OK then. Starting from the top, PGA Tour v. LIV Golf on the golf course is but a fantasy game — after this week’s court case and the one in the future, it’s highly unlikely — so we’ll give you the facts and let you determine who would win. All 15 of the world’s top 15 play on the PGA Tour; 14 if you believe the rumors that world No. 2 Cameron Smith will soon join LIV. LIV’s highest player is No. 18 Dustin Johnson, and No. 23 Abraham Ancer, No. 25 Brooks Koepka, No. 28 Louis Oosthuizen, No. 32 Paul Casey, No. 33 Bryson DeChambeau and No. 34 Kevin Na also play with the upstarts. We’ll note that LIV player rankings are dipping due to a lack of play in events where points can be earned. 

Elliot Peters, left, an attorney representing the PGA Tour, leaves a U.S. courthouse in San Jose, Calif., Tuesday,

The winners and losers from LIV Golf’s first court battle, according to a legal expert

By:

Josh Sens



Motivation to join LIV is harder to quantify. Or maybe not. There are facts here, too, and you can make your own determinations. We’ve heard some of the rationale — a chance to grow the game, an opportunity to try something different, the ability to spend more time with family due to LIV’s shorter schedule, which Reed noted ahead of his first LIV event, though he’s now playing back-to-back weeks in Asia, and he said other LIV players will likely soon take up a similar schedule. And we’ve heard about the signing bonuses. And we’ve seen the payouts — everyone cashes in the no-cut events, winners earn $4 million. 

Still, Reed doubled-down on LIV being more than money. 

“I think it’s amazing,” The Straits Times reported Reed as saying at the event. “I think it’s innovative and it’s a new way of looking at golf. You look at all the old traditions in the game of golf, and they’re great. I mean obviously tradition is always great in every sport, but you have to evolve to keep up with the times.

“I’ll never forget the British Open. You can sit on the first tee and watch every single player. If you sat on the first tee and watch every single player take the first tee shot, you would be there from 6.35 a.m. to 4.15 p.m.

“There’s a reason why the average age of the consumer who watches golf is 65. I mean kids don’t have that attention span; I don’t even have that attention span to sit there that long. And so having a product like LIV — a game of 54 holes — means it’s more of a sprint.”

Speaking of the golf, Reed has shot rounds of 73, 68 and 72 this week in Singapore, and he enters the final round 11 shots back of leader Phachara Khongwatmai. 

Golf Magazine

Subscribe To The Magazine

Subscribe

Nick Piastowski

Nick Piastowski

Golf.com Editor

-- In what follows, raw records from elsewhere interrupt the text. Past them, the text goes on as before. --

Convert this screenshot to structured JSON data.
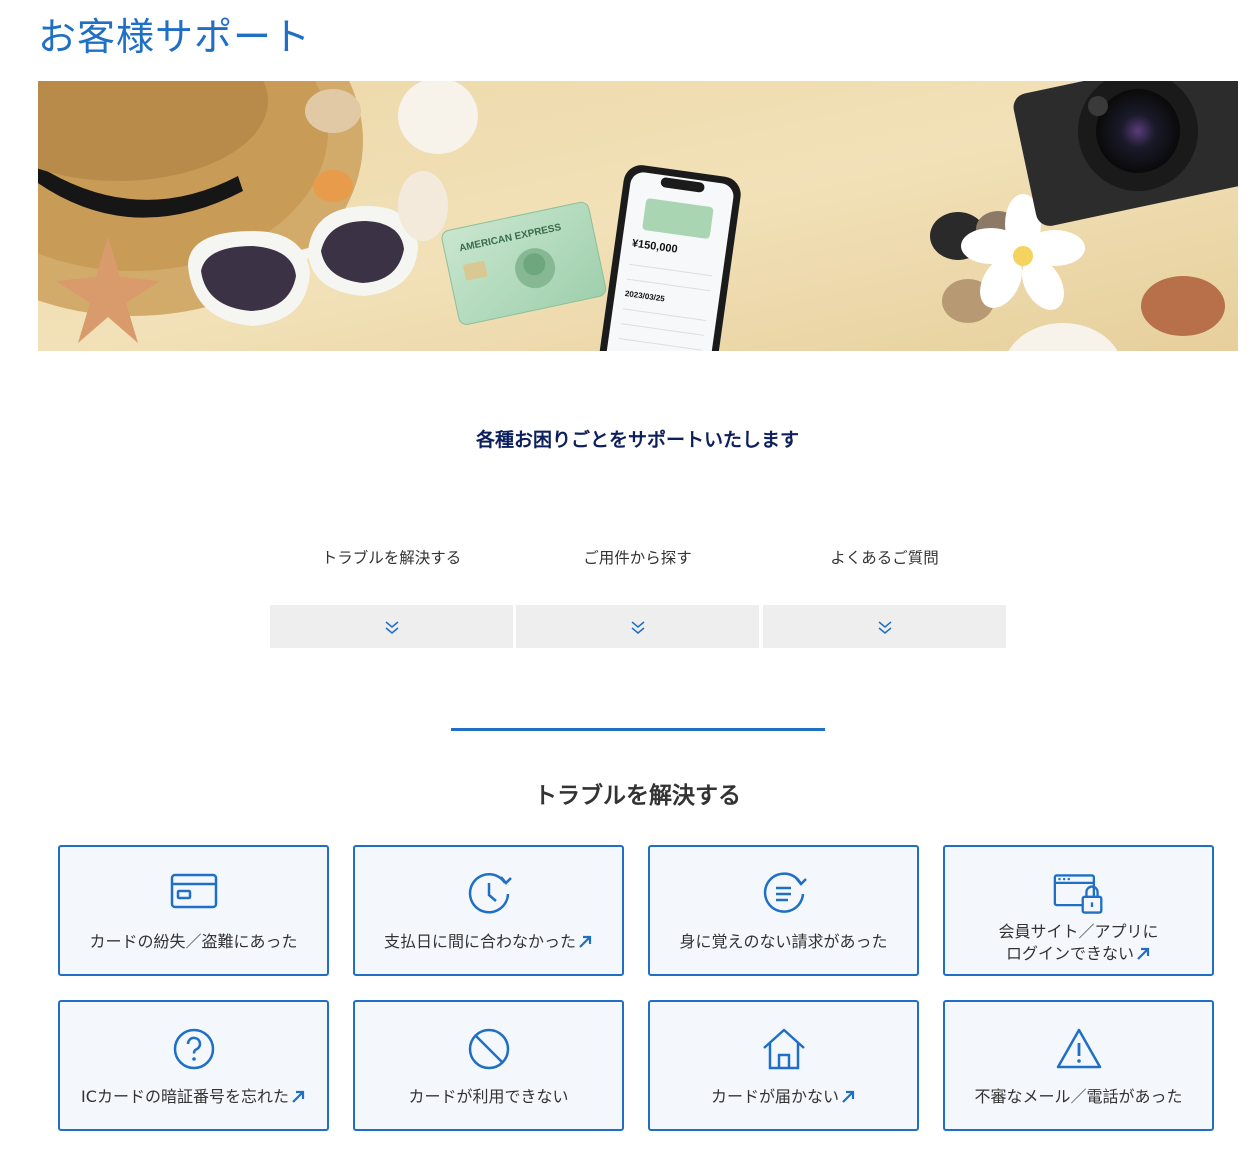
{
  "page": {
    "title": "お客様サポート"
  },
  "lead": "各種お困りごとをサポートいたします",
  "anchors": [
    {
      "label": "トラブルを解決する",
      "icon": "double-chevron-down-icon"
    },
    {
      "label": "ご用件から探す",
      "icon": "double-chevron-down-icon"
    },
    {
      "label": "よくあるご質問",
      "icon": "double-chevron-down-icon"
    }
  ],
  "section": {
    "title": "トラブルを解決する"
  },
  "tiles": [
    {
      "label": "カードの紛失／盗難にあった",
      "icon": "card-icon",
      "external": false
    },
    {
      "label": "支払日に間に合わなかった",
      "icon": "clock-icon",
      "external": true
    },
    {
      "label": "身に覚えのない請求があった",
      "icon": "billing-refresh-icon",
      "external": false
    },
    {
      "line1": "会員サイト／アプリに",
      "line2": "ログインできない",
      "icon": "browser-lock-icon",
      "external": true
    },
    {
      "label": "ICカードの暗証番号を忘れた",
      "icon": "question-icon",
      "external": true
    },
    {
      "label": "カードが利用できない",
      "icon": "prohibited-icon",
      "external": false
    },
    {
      "label": "カードが届かない",
      "icon": "home-icon",
      "external": true
    },
    {
      "label": "不審なメール／電話があった",
      "icon": "warning-icon",
      "external": false
    }
  ],
  "hero": {
    "card_brand": "AMERICAN EXPRESS",
    "phone_amount": "¥150,000",
    "phone_date": "2023/03/25"
  },
  "colors": {
    "brand": "#1f6fc5",
    "lead": "#0d1f5c",
    "tile_bg": "#f4f8fd",
    "anchor_bg": "#eeeeee"
  }
}
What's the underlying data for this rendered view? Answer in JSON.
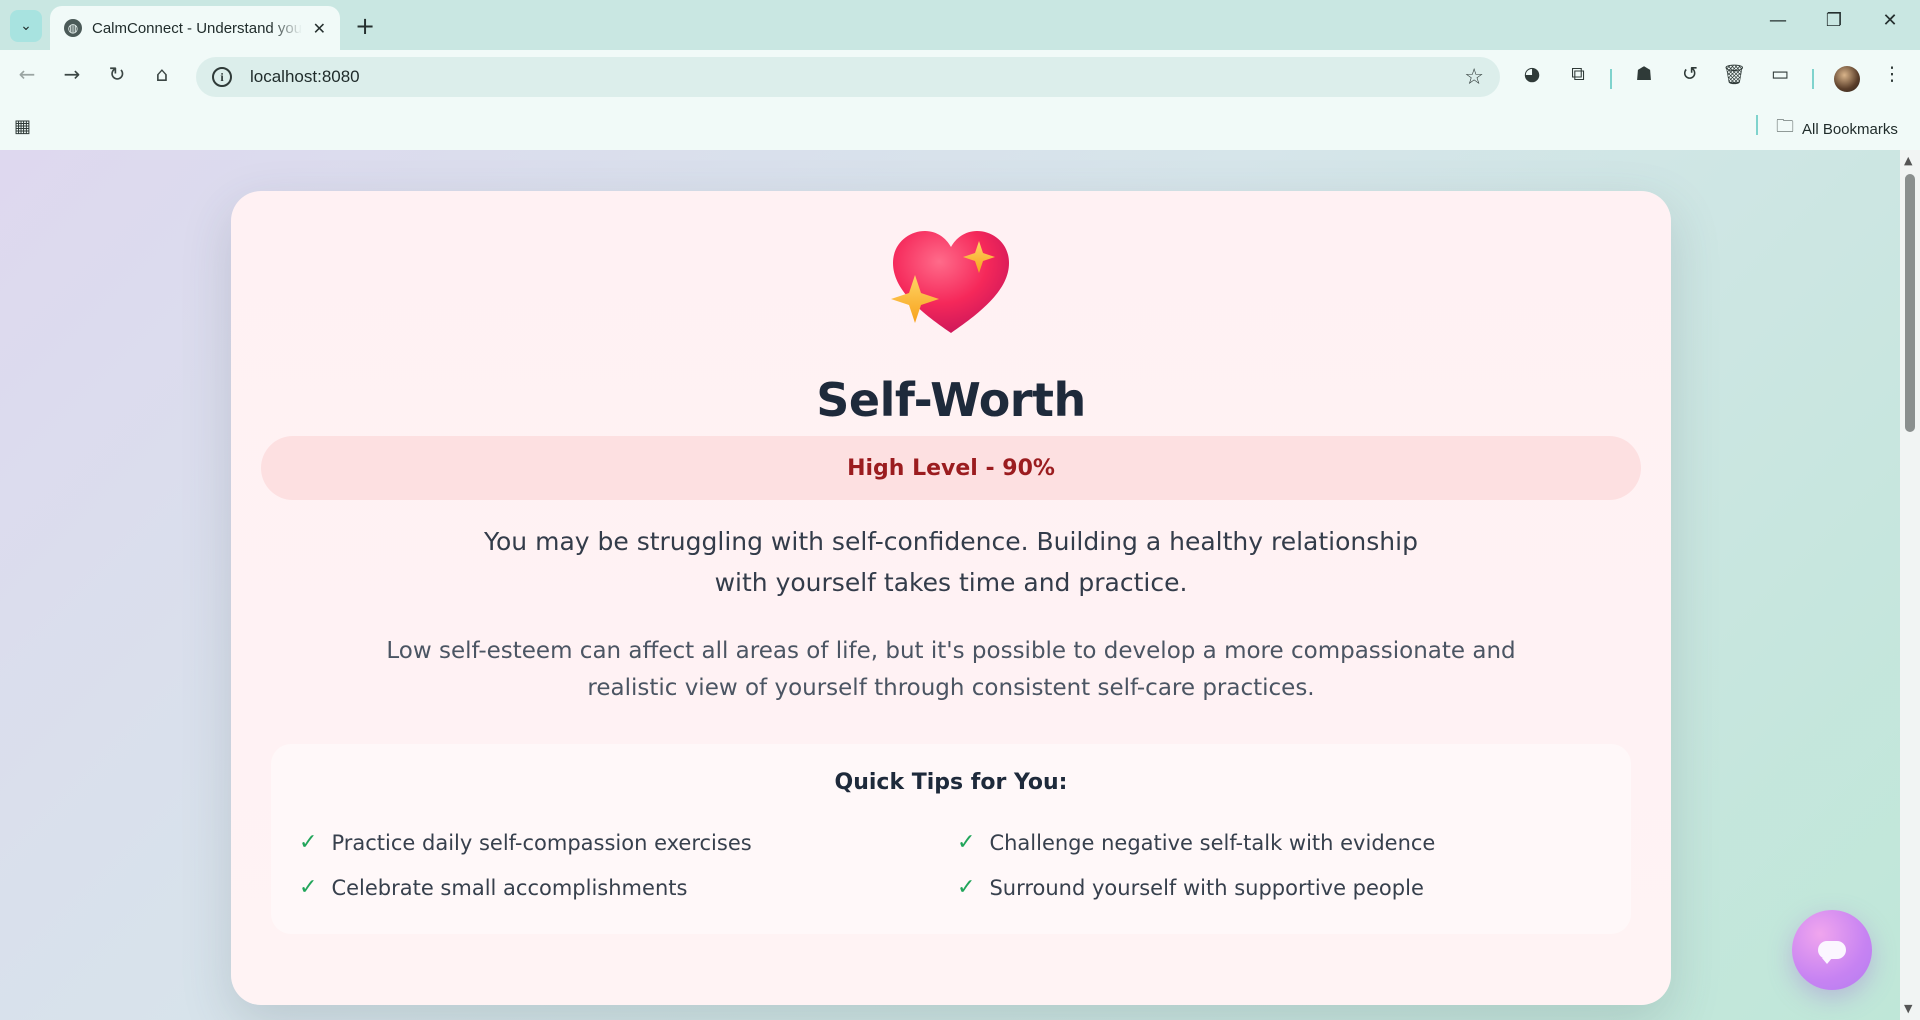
{
  "browser": {
    "tab_title": "CalmConnect - Understand your",
    "url": "localhost:8080",
    "bookmarks_label": "All Bookmarks"
  },
  "page": {
    "title": "Self-Worth",
    "level": "High Level - 90%",
    "level_percent": 90,
    "lead_line1": "You may be struggling with self-confidence. Building a healthy relationship",
    "lead_line2": "with yourself takes time and practice.",
    "desc_line1": "Low self-esteem can affect all areas of life, but it's possible to develop a more compassionate and",
    "desc_line2": "realistic view of yourself through consistent self-care practices.",
    "tips_title": "Quick Tips for You:",
    "tips": [
      "Practice daily self-compassion exercises",
      "Challenge negative self-talk with evidence",
      "Celebrate small accomplishments",
      "Surround yourself with supportive people"
    ]
  },
  "colors": {
    "accent_pill_bg": "#fde0e1",
    "accent_pill_text": "#9b1c1f",
    "check_green": "#22a55b",
    "title_dark": "#1e2a3b"
  },
  "icons": {
    "heart": "sparkling-heart-icon",
    "chat": "chat-bubble-icon"
  }
}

Nick Piastowski is a Senior Editor at Golf.com and Golf Magazine. In his role, he is responsible for editing, writing and developing stories across the golf space. And when he’s not writing about ways to hit the golf ball farther and straighter, the Milwaukee native is probably playing the game, hitting the ball left, right and short, and drinking a cold beer to wash away his score. You can reach out to him about any of these topics — his stories, his game or his beers — at [email protected]